◆ **Extracted data**:
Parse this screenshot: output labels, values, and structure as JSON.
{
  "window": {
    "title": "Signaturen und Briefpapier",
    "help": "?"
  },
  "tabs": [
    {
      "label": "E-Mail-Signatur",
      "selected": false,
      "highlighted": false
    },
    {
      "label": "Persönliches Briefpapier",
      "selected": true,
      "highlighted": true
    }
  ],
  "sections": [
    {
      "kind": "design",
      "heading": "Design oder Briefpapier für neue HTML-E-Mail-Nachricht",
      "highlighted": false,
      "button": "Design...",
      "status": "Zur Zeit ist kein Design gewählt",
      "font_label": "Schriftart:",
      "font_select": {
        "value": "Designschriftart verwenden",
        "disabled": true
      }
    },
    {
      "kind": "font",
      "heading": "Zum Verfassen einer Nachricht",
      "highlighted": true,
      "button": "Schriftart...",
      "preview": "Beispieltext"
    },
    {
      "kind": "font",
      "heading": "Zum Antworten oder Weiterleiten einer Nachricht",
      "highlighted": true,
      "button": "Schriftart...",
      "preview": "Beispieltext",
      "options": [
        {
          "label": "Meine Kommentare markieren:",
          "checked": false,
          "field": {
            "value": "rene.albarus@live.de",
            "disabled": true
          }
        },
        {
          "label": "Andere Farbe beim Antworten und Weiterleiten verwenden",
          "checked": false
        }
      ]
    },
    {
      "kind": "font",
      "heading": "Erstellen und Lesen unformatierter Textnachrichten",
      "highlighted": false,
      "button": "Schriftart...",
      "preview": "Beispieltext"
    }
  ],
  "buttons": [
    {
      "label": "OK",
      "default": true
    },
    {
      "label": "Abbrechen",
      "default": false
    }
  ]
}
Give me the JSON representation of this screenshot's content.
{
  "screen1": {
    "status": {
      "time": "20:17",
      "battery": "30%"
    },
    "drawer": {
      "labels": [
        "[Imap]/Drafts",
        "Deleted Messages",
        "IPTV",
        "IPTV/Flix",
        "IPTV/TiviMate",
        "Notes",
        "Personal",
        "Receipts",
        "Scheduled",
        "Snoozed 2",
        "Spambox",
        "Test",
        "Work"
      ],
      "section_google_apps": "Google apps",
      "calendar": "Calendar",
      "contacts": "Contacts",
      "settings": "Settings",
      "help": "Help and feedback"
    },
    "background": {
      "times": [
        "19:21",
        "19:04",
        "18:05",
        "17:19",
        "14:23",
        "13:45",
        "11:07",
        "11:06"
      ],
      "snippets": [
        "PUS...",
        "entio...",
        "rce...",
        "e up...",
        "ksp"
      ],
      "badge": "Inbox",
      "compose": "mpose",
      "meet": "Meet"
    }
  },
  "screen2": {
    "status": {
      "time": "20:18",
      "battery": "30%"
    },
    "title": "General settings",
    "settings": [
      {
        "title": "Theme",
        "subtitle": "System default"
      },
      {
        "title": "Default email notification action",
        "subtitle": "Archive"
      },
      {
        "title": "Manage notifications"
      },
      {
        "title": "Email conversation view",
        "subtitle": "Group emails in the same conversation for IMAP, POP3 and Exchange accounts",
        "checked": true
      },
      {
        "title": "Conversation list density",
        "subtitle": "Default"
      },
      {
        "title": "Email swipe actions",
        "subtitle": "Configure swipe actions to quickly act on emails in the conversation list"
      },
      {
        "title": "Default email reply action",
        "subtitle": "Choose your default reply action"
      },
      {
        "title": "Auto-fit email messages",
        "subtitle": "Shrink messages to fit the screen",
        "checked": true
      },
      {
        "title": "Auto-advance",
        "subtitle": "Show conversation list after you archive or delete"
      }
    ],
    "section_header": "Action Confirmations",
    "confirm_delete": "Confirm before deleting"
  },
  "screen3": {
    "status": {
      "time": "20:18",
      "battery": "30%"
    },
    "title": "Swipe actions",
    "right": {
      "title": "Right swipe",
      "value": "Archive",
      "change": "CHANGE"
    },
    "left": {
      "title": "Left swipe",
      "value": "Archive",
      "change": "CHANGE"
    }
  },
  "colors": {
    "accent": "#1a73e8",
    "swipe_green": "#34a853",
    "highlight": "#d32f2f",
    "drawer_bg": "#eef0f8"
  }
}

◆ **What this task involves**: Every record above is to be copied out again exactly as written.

◆ **Output of the task**:
Parse this screenshot: output labels, values, and structure as JSON.
{
  "window": {
    "title": "Signaturen und Briefpapier",
    "help": "?"
  },
  "tabs": [
    {
      "label": "E-Mail-Signatur",
      "selected": false,
      "highlighted": false
    },
    {
      "label": "Persönliches Briefpapier",
      "selected": true,
      "highlighted": true
    }
  ],
  "sections": [
    {
      "kind": "design",
      "heading": "Design oder Briefpapier für neue HTML-E-Mail-Nachricht",
      "highlighted": false,
      "button": "Design...",
      "status": "Zur Zeit ist kein Design gewählt",
      "font_label": "Schriftart:",
      "font_select": {
        "value": "Designschriftart verwenden",
        "disabled": true
      }
    },
    {
      "kind": "font",
      "heading": "Zum Verfassen einer Nachricht",
      "highlighted": true,
      "button": "Schriftart...",
      "preview": "Beispieltext"
    },
    {
      "kind": "font",
      "heading": "Zum Antworten oder Weiterleiten einer Nachricht",
      "highlighted": true,
      "button": "Schriftart...",
      "preview": "Beispieltext",
      "options": [
        {
          "label": "Meine Kommentare markieren:",
          "checked": false,
          "field": {
            "value": "rene.albarus@live.de",
            "disabled": true
          }
        },
        {
          "label": "Andere Farbe beim Antworten und Weiterleiten verwenden",
          "checked": false
        }
      ]
    },
    {
      "kind": "font",
      "heading": "Erstellen und Lesen unformatierter Textnachrichten",
      "highlighted": false,
      "button": "Schriftart...",
      "preview": "Beispieltext"
    }
  ],
  "buttons": [
    {
      "label": "OK",
      "default": true
    },
    {
      "label": "Abbrechen",
      "default": false
    }
  ]
}
Give me the JSON representation of this screenshot's content.
{
  "screen1": {
    "status": {
      "time": "20:17",
      "battery": "30%"
    },
    "drawer": {
      "labels": [
        "[Imap]/Drafts",
        "Deleted Messages",
        "IPTV",
        "IPTV/Flix",
        "IPTV/TiviMate",
        "Notes",
        "Personal",
        "Receipts",
        "Scheduled",
        "Snoozed 2",
        "Spambox",
        "Test",
        "Work"
      ],
      "section_google_apps": "Google apps",
      "calendar": "Calendar",
      "contacts": "Contacts",
      "settings": "Settings",
      "help": "Help and feedback"
    },
    "background": {
      "times": [
        "19:21",
        "19:04",
        "18:05",
        "17:19",
        "14:23",
        "13:45",
        "11:07",
        "11:06"
      ],
      "snippets": [
        "PUS...",
        "entio...",
        "rce...",
        "e up...",
        "ksp"
      ],
      "badge": "Inbox",
      "compose": "mpose",
      "meet": "Meet"
    }
  },
  "screen2": {
    "status": {
      "time": "20:18",
      "battery": "30%"
    },
    "title": "General settings",
    "settings": [
      {
        "title": "Theme",
        "subtitle": "System default"
      },
      {
        "title": "Default email notification action",
        "subtitle": "Archive"
      },
      {
        "title": "Manage notifications"
      },
      {
        "title": "Email conversation view",
        "subtitle": "Group emails in the same conversation for IMAP, POP3 and Exchange accounts",
        "checked": true
      },
      {
        "title": "Conversation list density",
        "subtitle": "Default"
      },
      {
        "title": "Email swipe actions",
        "subtitle": "Configure swipe actions to quickly act on emails in the conversation list"
      },
      {
        "title": "Default email reply action",
        "subtitle": "Choose your default reply action"
      },
      {
        "title": "Auto-fit email messages",
        "subtitle": "Shrink messages to fit the screen",
        "checked": true
      },
      {
        "title": "Auto-advance",
        "subtitle": "Show conversation list after you archive or delete"
      }
    ],
    "section_header": "Action Confirmations",
    "confirm_delete": "Confirm before deleting"
  },
  "screen3": {
    "status": {
      "time": "20:18",
      "battery": "30%"
    },
    "title": "Swipe actions",
    "right": {
      "title": "Right swipe",
      "value": "Archive",
      "change": "CHANGE"
    },
    "left": {
      "title": "Left swipe",
      "value": "Archive",
      "change": "CHANGE"
    }
  },
  "colors": {
    "accent": "#1a73e8",
    "swipe_green": "#34a853",
    "highlight": "#d32f2f",
    "drawer_bg": "#eef0f8"
  }
}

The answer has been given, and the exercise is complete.